_Website and app data records_
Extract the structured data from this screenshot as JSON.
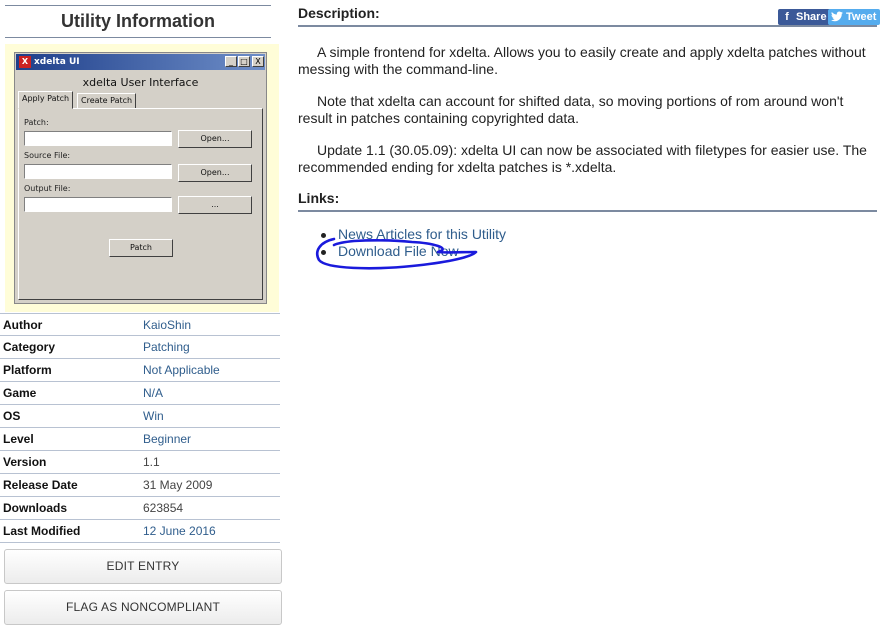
{
  "sidebar": {
    "title": "Utility Information",
    "screenshot": {
      "window_title": "xdelta UI",
      "heading": "xdelta User Interface",
      "tabs": [
        "Apply Patch",
        "Create Patch"
      ],
      "fields": [
        {
          "label": "Patch:",
          "button": "Open..."
        },
        {
          "label": "Source File:",
          "button": "Open..."
        },
        {
          "label": "Output File:",
          "button": "..."
        }
      ],
      "action_button": "Patch",
      "controls": [
        "_",
        "□",
        "X"
      ]
    },
    "info": [
      {
        "key": "Author",
        "value": "KaioShin",
        "link": true
      },
      {
        "key": "Category",
        "value": "Patching",
        "link": true
      },
      {
        "key": "Platform",
        "value": "Not Applicable",
        "link": true
      },
      {
        "key": "Game",
        "value": "N/A",
        "link": true
      },
      {
        "key": "OS",
        "value": "Win",
        "link": true
      },
      {
        "key": "Level",
        "value": "Beginner",
        "link": true
      },
      {
        "key": "Version",
        "value": "1.1",
        "link": false
      },
      {
        "key": "Release Date",
        "value": "31 May 2009",
        "link": false
      },
      {
        "key": "Downloads",
        "value": "623854",
        "link": false
      },
      {
        "key": "Last Modified",
        "value": "12 June 2016",
        "link": true
      }
    ],
    "buttons": {
      "edit": "EDIT ENTRY",
      "flag": "FLAG AS NONCOMPLIANT"
    }
  },
  "main": {
    "description_heading": "Description:",
    "share": {
      "facebook": "Share",
      "twitter": "Tweet"
    },
    "paragraphs": [
      "A simple frontend for xdelta. Allows you to easily create and apply xdelta patches without messing with the command-line.",
      "Note that xdelta can account for shifted data, so moving portions of rom around won't result in patches containing copyrighted data.",
      "Update 1.1 (30.05.09): xdelta UI can now be associated with filetypes for easier use. The recommended ending for xdelta patches is *.xdelta."
    ],
    "links_heading": "Links:",
    "links": [
      "News Articles for this Utility",
      "Download File Now"
    ]
  },
  "colors": {
    "link": "#2f5d8c",
    "rule": "#7c8aa0",
    "screenshot_bg": "#fffdd8",
    "facebook": "#3b5998",
    "twitter": "#55acee",
    "annotation": "#1a1adc"
  }
}
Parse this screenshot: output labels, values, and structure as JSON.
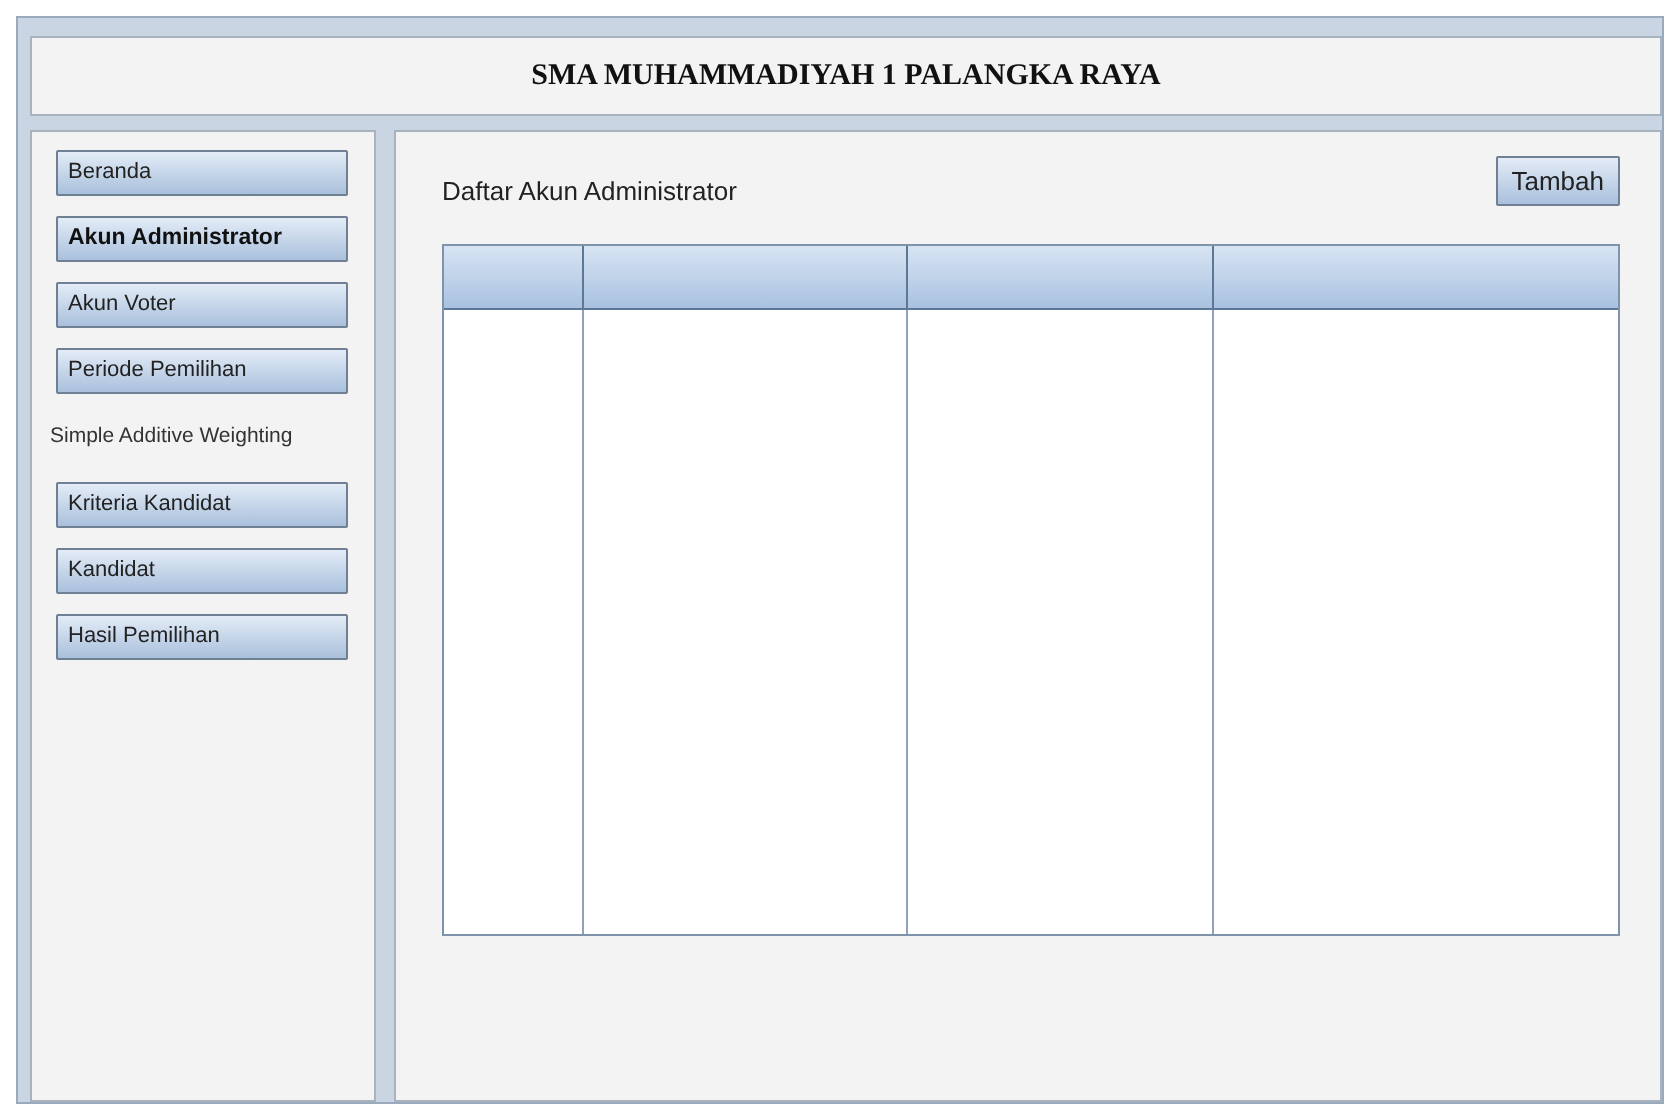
{
  "header": {
    "title": "SMA MUHAMMADIYAH 1 PALANGKA RAYA"
  },
  "sidebar": {
    "items": [
      {
        "label": "Beranda",
        "kind": "button",
        "selected": false
      },
      {
        "label": "Akun Administrator",
        "kind": "button",
        "selected": true
      },
      {
        "label": "Akun Voter",
        "kind": "button",
        "selected": false
      },
      {
        "label": "Periode Pemilihan",
        "kind": "button",
        "selected": false
      },
      {
        "label": "Simple Additive Weighting",
        "kind": "label",
        "selected": false
      },
      {
        "label": "Kriteria Kandidat",
        "kind": "button",
        "selected": false
      },
      {
        "label": "Kandidat",
        "kind": "button",
        "selected": false
      },
      {
        "label": "Hasil Pemilihan",
        "kind": "button",
        "selected": false
      }
    ]
  },
  "content": {
    "title": "Daftar Akun Administrator",
    "add_button": "Tambah"
  }
}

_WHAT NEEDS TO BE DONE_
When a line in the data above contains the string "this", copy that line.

_EXERCISE ANSWER_
Extract the structured data from this screenshot as JSON.
      "News Articles for this Utility",
Parse this screenshot: output labels, values, and structure as JSON.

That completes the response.